Start of Data for this task

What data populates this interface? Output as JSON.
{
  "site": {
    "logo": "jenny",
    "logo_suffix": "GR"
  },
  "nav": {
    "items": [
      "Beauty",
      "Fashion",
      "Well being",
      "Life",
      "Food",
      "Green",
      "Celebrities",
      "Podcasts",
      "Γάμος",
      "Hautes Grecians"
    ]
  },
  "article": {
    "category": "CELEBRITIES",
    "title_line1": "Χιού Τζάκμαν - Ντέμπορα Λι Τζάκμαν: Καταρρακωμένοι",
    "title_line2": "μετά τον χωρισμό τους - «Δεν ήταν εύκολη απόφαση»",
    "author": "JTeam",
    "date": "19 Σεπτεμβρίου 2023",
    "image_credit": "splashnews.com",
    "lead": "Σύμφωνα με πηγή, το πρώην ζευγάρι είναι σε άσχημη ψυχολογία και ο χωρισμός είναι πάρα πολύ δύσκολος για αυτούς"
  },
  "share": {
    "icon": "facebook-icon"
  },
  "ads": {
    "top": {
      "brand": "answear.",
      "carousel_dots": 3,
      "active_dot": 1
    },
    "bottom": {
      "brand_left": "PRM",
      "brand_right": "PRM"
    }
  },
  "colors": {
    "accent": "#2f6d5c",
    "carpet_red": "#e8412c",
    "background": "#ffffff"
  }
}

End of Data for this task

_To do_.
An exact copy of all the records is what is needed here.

_Output of the exercise_.
What data populates this interface? Output as JSON.
{
  "site": {
    "logo": "jenny",
    "logo_suffix": "GR"
  },
  "nav": {
    "items": [
      "Beauty",
      "Fashion",
      "Well being",
      "Life",
      "Food",
      "Green",
      "Celebrities",
      "Podcasts",
      "Γάμος",
      "Hautes Grecians"
    ]
  },
  "article": {
    "category": "CELEBRITIES",
    "title_line1": "Χιού Τζάκμαν - Ντέμπορα Λι Τζάκμαν: Καταρρακωμένοι",
    "title_line2": "μετά τον χωρισμό τους - «Δεν ήταν εύκολη απόφαση»",
    "author": "JTeam",
    "date": "19 Σεπτεμβρίου 2023",
    "image_credit": "splashnews.com",
    "lead": "Σύμφωνα με πηγή, το πρώην ζευγάρι είναι σε άσχημη ψυχολογία και ο χωρισμός είναι πάρα πολύ δύσκολος για αυτούς"
  },
  "share": {
    "icon": "facebook-icon"
  },
  "ads": {
    "top": {
      "brand": "answear.",
      "carousel_dots": 3,
      "active_dot": 1
    },
    "bottom": {
      "brand_left": "PRM",
      "brand_right": "PRM"
    }
  },
  "colors": {
    "accent": "#2f6d5c",
    "carpet_red": "#e8412c",
    "background": "#ffffff"
  }
}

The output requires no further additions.